Control is a particularly insidious form of HeadTrash that we’ve all encountered at some point in life. Whether it’s the rigid rules imposed on us by our parents growing up, a spouse’s insistence that they alone manage the household finances, or a micromanaging boss, being subject to another person’s controlling behavior breeds resentment and conflict.
No wonder the word “control” is often linked with “freak” in popular culture. We all know these people. There is the subtle control freak who avoids directly expressing an opinion, preferring to use surrogates to enforce your adherence to their agenda. Think of this type of controller as the puppeteer pulling the strings of the marionette. They may not be on stage, but they’re certainly driving the action.
Then there’s the controlling person who does everything “by-the-book.” They run their business by a specific system and frequently use the phrase “According to…” in order to prove their point by backing it up with either a rule book or an expert in the field. What’s more, they often claim expertise on subjects they’ve read one book about. From parenting to fixing a car, knowledge is actually power for this type of controller.

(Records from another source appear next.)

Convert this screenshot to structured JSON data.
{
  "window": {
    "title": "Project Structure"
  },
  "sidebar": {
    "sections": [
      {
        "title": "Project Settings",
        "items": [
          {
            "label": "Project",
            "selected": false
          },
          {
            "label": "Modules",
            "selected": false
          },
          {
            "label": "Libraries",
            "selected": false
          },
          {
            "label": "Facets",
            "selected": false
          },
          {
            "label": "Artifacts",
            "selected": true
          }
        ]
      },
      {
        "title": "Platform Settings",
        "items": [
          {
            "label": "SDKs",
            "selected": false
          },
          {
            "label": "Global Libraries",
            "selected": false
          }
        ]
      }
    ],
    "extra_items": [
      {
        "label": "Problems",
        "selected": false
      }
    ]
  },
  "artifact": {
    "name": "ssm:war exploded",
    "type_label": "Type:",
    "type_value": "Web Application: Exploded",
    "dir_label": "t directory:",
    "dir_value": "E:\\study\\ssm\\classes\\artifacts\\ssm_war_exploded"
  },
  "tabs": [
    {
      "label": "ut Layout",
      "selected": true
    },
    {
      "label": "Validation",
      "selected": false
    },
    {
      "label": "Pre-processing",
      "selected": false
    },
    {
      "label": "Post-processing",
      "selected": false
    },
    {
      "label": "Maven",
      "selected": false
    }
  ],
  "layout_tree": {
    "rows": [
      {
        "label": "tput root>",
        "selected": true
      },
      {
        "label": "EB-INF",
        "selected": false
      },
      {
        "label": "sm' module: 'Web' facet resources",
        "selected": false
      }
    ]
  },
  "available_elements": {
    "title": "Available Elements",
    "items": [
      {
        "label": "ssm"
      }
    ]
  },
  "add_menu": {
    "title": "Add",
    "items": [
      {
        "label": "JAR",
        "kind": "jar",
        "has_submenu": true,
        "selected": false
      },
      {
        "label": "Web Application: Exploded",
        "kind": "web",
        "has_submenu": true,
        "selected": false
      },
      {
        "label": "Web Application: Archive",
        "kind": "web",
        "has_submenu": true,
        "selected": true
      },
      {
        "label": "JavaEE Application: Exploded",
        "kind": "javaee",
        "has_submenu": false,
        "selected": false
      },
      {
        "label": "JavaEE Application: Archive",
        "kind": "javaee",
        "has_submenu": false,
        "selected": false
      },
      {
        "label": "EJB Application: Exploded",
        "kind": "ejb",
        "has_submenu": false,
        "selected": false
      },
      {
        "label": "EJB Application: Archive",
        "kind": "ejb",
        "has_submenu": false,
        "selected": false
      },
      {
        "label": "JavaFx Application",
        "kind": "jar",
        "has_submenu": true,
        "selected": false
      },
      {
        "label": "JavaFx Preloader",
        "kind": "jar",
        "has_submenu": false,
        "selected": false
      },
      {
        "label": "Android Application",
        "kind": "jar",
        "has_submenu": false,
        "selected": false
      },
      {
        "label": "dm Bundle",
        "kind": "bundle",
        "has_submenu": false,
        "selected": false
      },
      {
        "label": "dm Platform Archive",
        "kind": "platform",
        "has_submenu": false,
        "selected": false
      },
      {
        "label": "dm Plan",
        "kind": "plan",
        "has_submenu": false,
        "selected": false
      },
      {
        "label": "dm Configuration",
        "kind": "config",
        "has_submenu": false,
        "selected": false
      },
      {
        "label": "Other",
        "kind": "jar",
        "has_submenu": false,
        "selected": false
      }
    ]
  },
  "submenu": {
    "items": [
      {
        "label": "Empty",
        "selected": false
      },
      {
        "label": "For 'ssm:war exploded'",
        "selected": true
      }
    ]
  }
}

So how do you handle a person suffering from Control? It can be tough because if they’re in a role where they actually can be controlling, it usually means they are good at what they do. They fully believe in their controlling nature because it has worked well for them thus far. Keep this in mind when confronting them. Expect an outburst or a jump to defense and just remember to be clear, firm and detailed so they get your point. Your goal in dialogue with a controlling individual is to get them to acknowledge how relinquishing control and delegating can be beneficial to both you and them.
Here are some quick tips for dealing with a person suffering from Control:
Disarm with Charm: Begin a challenging conversation with positivity, so you can disarm their natural tendency to be defensive. Acknowledge some of your own flaws to make your challenge less threatening and place you on a level playing field. Seek to build trust, which will get them to loosen the reins over time.
Help them Delegate: Ask them to identify tasks that could be handled by others to free up their time for more important things. Help them limit the amount of projects they take on. By helping them understand how many things they have on their plate, they’re more likely to pass off tasks to others.
Prepare Rebuttals: Controlling people are prepared with rationales for why they act the way they do. Anticipate what they may say or what they’ve used as excuses in the past and be ready so they can’t manipulate their way out of the conversation.
More tips can be found in HeadTrash2, which is available on Amazon or in select Barnes&Noble stores.